Benjamin M Segal,
Posted 09 May 2019
bioRxiv DOI: 10.1101/632554 (published DOI: 10.1186/s40478-019-0779-2)
Posted 09 May 2019
Activated myeloid cells and astrocytes are the predominant cell types in active multiple sclerosis (MS) lesions. Both cell types can adopt diverse functional states that play critical roles in lesion formation and resolution. In order to identify phenotypic subsets of myeloid cells and astrocytes, we profiled acute MS lesions with thirteen glial activation markers using imaging mass cytometry (IMC), a method for multiplexed labeling of histological sections. In a demyelinating lesion, we found multiple distinct myeloid and astrocyte phenotypes that populated separate lesion zones. In a post-demyelinating lesion, phenotypes were less distinct and more uniformly distributed. In both lesions cell-to-cell interactions were not random, but occurred between specific glial subpopulations and lymphocytes. Finally, we demonstrated that myeloid, but not astrocyte phenotypes were activated along a lesion rim-to-center gradient, and that marker expression in glial cells at the lesion rim was driven more by cell-extrinsic factors than in cells at the center. This proof-of-concept study demonstrates that highly multiplexed tissue imaging, combined with the appropriate computational tools, is a powerful approach to study heterogeneity, spatial distribution and cellular interactions in the context of MS lesions.

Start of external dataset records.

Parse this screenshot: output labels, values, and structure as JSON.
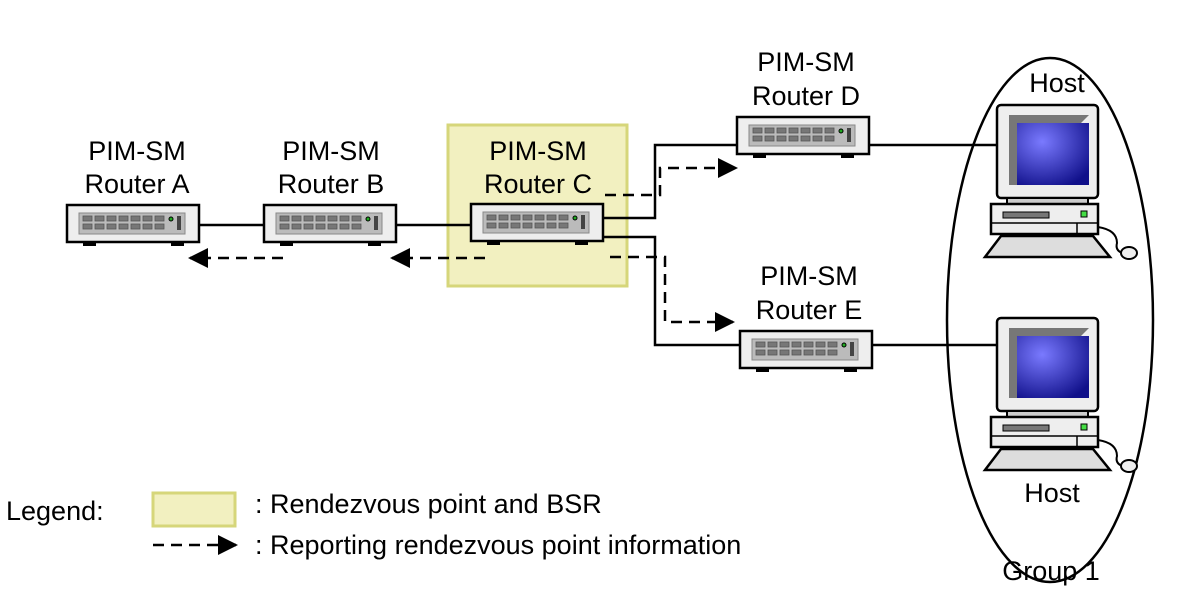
{
  "routers": [
    {
      "id": "a",
      "line1": "PIM-SM",
      "line2": "Router A"
    },
    {
      "id": "b",
      "line1": "PIM-SM",
      "line2": "Router B"
    },
    {
      "id": "c",
      "line1": "PIM-SM",
      "line2": "Router C"
    },
    {
      "id": "d",
      "line1": "PIM-SM",
      "line2": "Router D"
    },
    {
      "id": "e",
      "line1": "PIM-SM",
      "line2": "Router E"
    }
  ],
  "hosts": [
    {
      "label": "Host"
    },
    {
      "label": "Host"
    }
  ],
  "group": {
    "label": "Group 1"
  },
  "legend": {
    "title": "Legend:",
    "rp_label": ": Rendezvous point and BSR",
    "arrow_label": ": Reporting rendezvous point information"
  },
  "colors": {
    "rp_fill": "#f2f0c0",
    "rp_stroke": "#d6d67a",
    "screen": "#2a2ab0"
  }
}
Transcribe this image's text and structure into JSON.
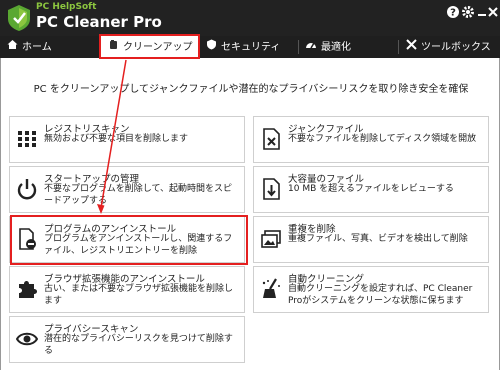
{
  "titlebar": {
    "brand_small": "PC HelpSoft",
    "brand_big": "PC Cleaner Pro",
    "controls": [
      "help-icon",
      "gear-icon",
      "minimize-icon",
      "close-icon"
    ]
  },
  "tabs": [
    {
      "label": "ホーム",
      "icon": "home-icon"
    },
    {
      "label": "クリーンアップ",
      "icon": "broom-icon"
    },
    {
      "label": "セキュリティ",
      "icon": "shield-icon"
    },
    {
      "label": "最適化",
      "icon": "speedometer-icon"
    },
    {
      "label": "ツールボックス",
      "icon": "tools-icon"
    }
  ],
  "headline": "PC をクリーンアップしてジャンクファイルや潜在的なプライバシーリスクを取り除き安全を確保",
  "cards": [
    {
      "title": "レジストリスキャン",
      "desc": "無効および不要な項目を削除します",
      "icon": "grid-icon"
    },
    {
      "title": "ジャンクファイル",
      "desc": "不要なファイルを削除してディスク領域を開放",
      "icon": "junk-file-icon"
    },
    {
      "title": "スタートアップの管理",
      "desc": "不要なプログラムを削除して、起動時間をスピードアップする",
      "icon": "power-icon"
    },
    {
      "title": "大容量のファイル",
      "desc": "10 MB を超えるファイルをレビューする",
      "icon": "large-file-icon"
    },
    {
      "title": "プログラムのアンインストール",
      "desc": "プログラムをアンインストールし、関連するファイル、レジストリエントリーを削除",
      "icon": "uninstall-icon"
    },
    {
      "title": "重複を削除",
      "desc": "重複ファイル、写真、ビデオを検出して削除",
      "icon": "duplicate-icon"
    },
    {
      "title": "ブラウザ拡張機能のアンインストール",
      "desc": "古い、または不要なブラウザ拡張機能を削除します",
      "icon": "puzzle-icon"
    },
    {
      "title": "自動クリーニング",
      "desc": "自動クリーニングを設定すれば、PC Cleaner Proがシステムをクリーンな状態に保ちます",
      "icon": "auto-clean-icon"
    },
    {
      "title": "プライバシースキャン",
      "desc": "潜在的なプライバシーリスクを見つけて削除する",
      "icon": "eye-icon"
    }
  ],
  "colors": {
    "highlight": "#e41f1f",
    "brand_green": "#8cc63f",
    "titlebar_bg": "#222222"
  }
}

Identifying glial phenotypes and their interactions at different lesion stages may provide novel therapeutic targets for inhibiting acute demyelination and low-grade, chronic inflammation.
- Downloaded 602 times
- Download rankings, all-time:
- Site-wide: 26,419 out of 94,912
- In immunology: 710 out of 2,857
- Year to date:
- Site-wide: 49,991 out of 94,912
- Since beginning of last month:
- Site-wide: 49,353 out of 94,912
Downloads over time
Distribution of downloads per paper, site-wide
- 18 Dec 2019: We're pleased to announce PanLingua, a new tool that enables you to search for machine-translated bioRxiv preprints using more than 100 different languages.
- 21 May 2019: PLOS Biology has published a community page about Rxivist.org and its design.
- 10 May 2019: The paper analyzing the Rxivist dataset has been published at eLife.
- 1 Mar 2019: We now have summary statistics about bioRxiv downloads and submissions.
- 8 Feb 2019: Data from Altmetric is now available on the Rxivist details page for every preprint. Look for the "donut" under the download metrics.
- 30 Jan 2019: preLights has featured the Rxivist preprint and written about our findings.
- 22 Jan 2019: Nature just published an article about Rxivist and our data.
- 13 Jan 2019: The Rxivist preprint is live!